Our second AGE Barometer looks at social inclusion, health, long-term care and autonomy in later life
Discrimination, exclusion, loneliness, digital divide, elder abuse or neglect… the pandemic has shed light on issues which were already at stake for older people before the spread of the virus. This has been confirmed by the findings of our second AGE Barometer assessing the situation of older people across 9 EU countries.
The recent months have shown how digitalisation can act as an additional barrier to social inclusion; how a lack of investment in long-term care undermines its quality and universal access; and how lockdown and physical distancing measures can ultimately lead to neglect and elder abuse. The 2020 edition of our AGE Barometer contains key information helping to better understand how COVID-19 has worsened the dire situations many older people already experienced before the pandemic. It is based on information from AGE member organisations and available EU data.
It covers nine countries, namely Belgium (Flanders), Cyprus, Czechia, France, Germany, Greece, Portugal, Spain and Slovenia. It is dedicated to: anti-discrimination, social inclusion, health and prevention, disability and autonomy, long-term care and, elder abuse.
How are inclusion, health, autonomy and dignity challenged in old age?
Reports from participating countries clearly show that internet access and the use of social media, the financial situation, the geographical area, the presence of friends and relatives determine social inclusion in older age. It is also greatly influenced by the overall narrative which tends to overlook older people and their contribution to society. A narrative that has been reinforced by the overall stigmatizing communication around the pandemic.
The geographical location and financial resources are also barriers to access proper health care and long-term care. Health inequalities in older age are important and often very much dependent on the socioeconomic status. Rehabilitation and health prevention are not enough promoted. Informal care is mostly voluntary and needs more support, in particular considering the increased demand for domestic care.
As for elder abuse, although it has gained visibility during COVID, the issue remains widely underestimated, and too often older people do not dare to report due to their situation of dependency and a lack of support. Accessibility to victim support networks for older victims is largely determined by the person’s own condition.
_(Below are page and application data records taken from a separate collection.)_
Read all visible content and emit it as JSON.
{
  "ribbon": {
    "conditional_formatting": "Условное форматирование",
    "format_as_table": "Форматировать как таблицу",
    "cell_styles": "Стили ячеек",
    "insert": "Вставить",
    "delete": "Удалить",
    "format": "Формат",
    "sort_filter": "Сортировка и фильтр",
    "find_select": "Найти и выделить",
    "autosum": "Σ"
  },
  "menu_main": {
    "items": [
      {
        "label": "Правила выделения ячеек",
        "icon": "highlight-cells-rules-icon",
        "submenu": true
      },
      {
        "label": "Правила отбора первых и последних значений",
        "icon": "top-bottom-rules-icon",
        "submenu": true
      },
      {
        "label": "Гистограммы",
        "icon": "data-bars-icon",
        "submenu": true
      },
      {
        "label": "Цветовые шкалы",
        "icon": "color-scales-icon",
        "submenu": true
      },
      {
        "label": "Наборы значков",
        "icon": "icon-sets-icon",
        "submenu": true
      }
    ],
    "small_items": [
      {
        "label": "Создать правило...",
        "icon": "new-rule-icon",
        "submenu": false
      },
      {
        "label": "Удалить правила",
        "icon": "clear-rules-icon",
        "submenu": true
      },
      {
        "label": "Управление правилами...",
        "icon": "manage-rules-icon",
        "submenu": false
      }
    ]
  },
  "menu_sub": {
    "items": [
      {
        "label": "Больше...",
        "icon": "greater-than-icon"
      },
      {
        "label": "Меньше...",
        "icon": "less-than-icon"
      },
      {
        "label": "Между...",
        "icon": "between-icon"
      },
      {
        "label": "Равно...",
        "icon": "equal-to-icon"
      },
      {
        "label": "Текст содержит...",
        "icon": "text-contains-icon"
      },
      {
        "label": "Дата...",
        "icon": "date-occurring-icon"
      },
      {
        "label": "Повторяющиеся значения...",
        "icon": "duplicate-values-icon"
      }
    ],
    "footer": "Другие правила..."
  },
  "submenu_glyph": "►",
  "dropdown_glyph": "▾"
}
As our Barometer also reports, older people facing multiple discrimination experience accumulated effects of stigmas and discrimination. This undermines even more their inclusion, autonomy and access to health and care. Our special focus helps to better understand the specific situation of older Roma and older LGBTI people.
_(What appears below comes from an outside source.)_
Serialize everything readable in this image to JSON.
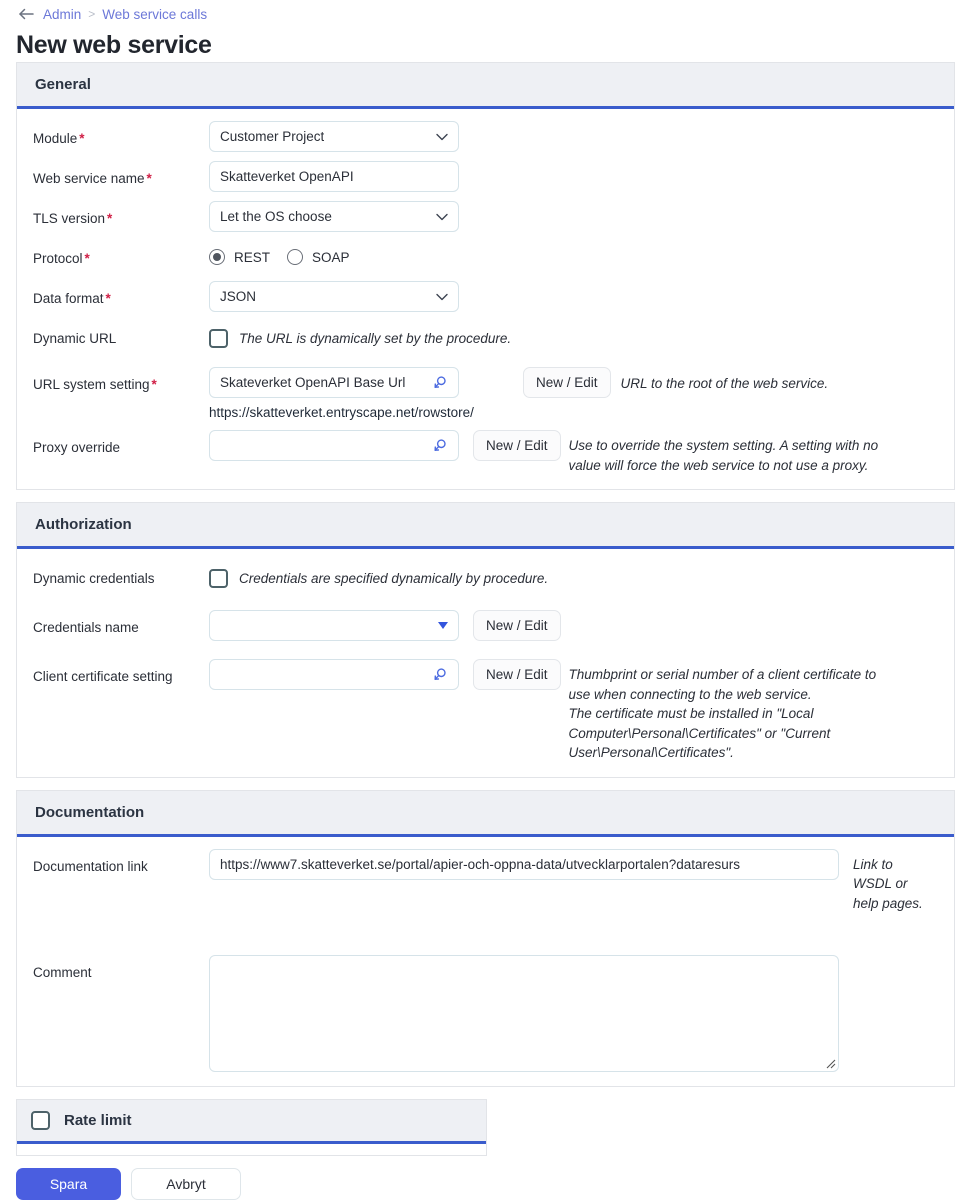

Impact of the COVID-19 outbreak
The preparation of this 2020 edition which started in Autumn 2019 has been perceptibly impacted by the COVID-19 outbreak. The pandemic was clearly reflected in the input shared by participating AGE members. This Barometer can therefore be read together with the other two major documents published by AGE in relation to the pandemic and in which AGE members have been actively involved:
- Report on “COVID-19 and the human rights of older persons” (18 May 2020) which is based on input and testimonies shared by AGE members.
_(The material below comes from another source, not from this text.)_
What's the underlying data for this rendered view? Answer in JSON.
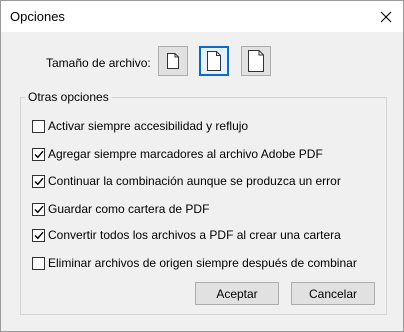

- Working document on “Recovery from the COVID-19 crisis: do not repeat the errors of the 2008 Great Depression” (2 June 2020) which addressed to the European Union the recommendations on the socio-economic measures to be deployed in the aftermath of the pandemic’s outbreak.
Our recommendations in this key political momentum
The Barometer also comes into a key political momentum following the EU Council conclusions dedicated to the rights of older persons in the era of digitalisation adopted in October 2020, the forthcoming Green Paper on Ageing and Action Plan on the European Pillar of Social Rights. Based on a cross-cutting analysis of the Barometer, we have drawn several recommendations, notably to continue influencing these processes:
- Fill the missing data gap:
- Improve disaggregated data collection on ageing issues by institutions of reference at EU level.
- Ensure proper participation of older persons to improve the quality of the collected data.
- Close the digital divide:
- Invest into digital skills and life-long learning for all.
- Maintain quality alternative solutions to digitalised services.
- Ensure a proper implementation of EU legislation strengthening accessibility.
- Make health and long-term care systems truly resilient:
- Invest in health promotion, disease prevention and quality long-term care.
- Use the Action Plan on the European Pillar of Social Rights as a lever to put forward an EU legislative initiative in the field of care.
- Reinforce synergies across governance levels, from the global to the local level, to strive alignment of political initiatives and implementation measures for a true universal health coverage, leaving no one behind.
The AGE Barometer complements our recent contribution to the implementation of the European Pillar of Social Rights and its 20 “principles” (rights). Our submission reflects the perspectives of older people and how the Pillar should contribute to addressing existing challenges. It focuses on the rights to long-term care and to old-age income.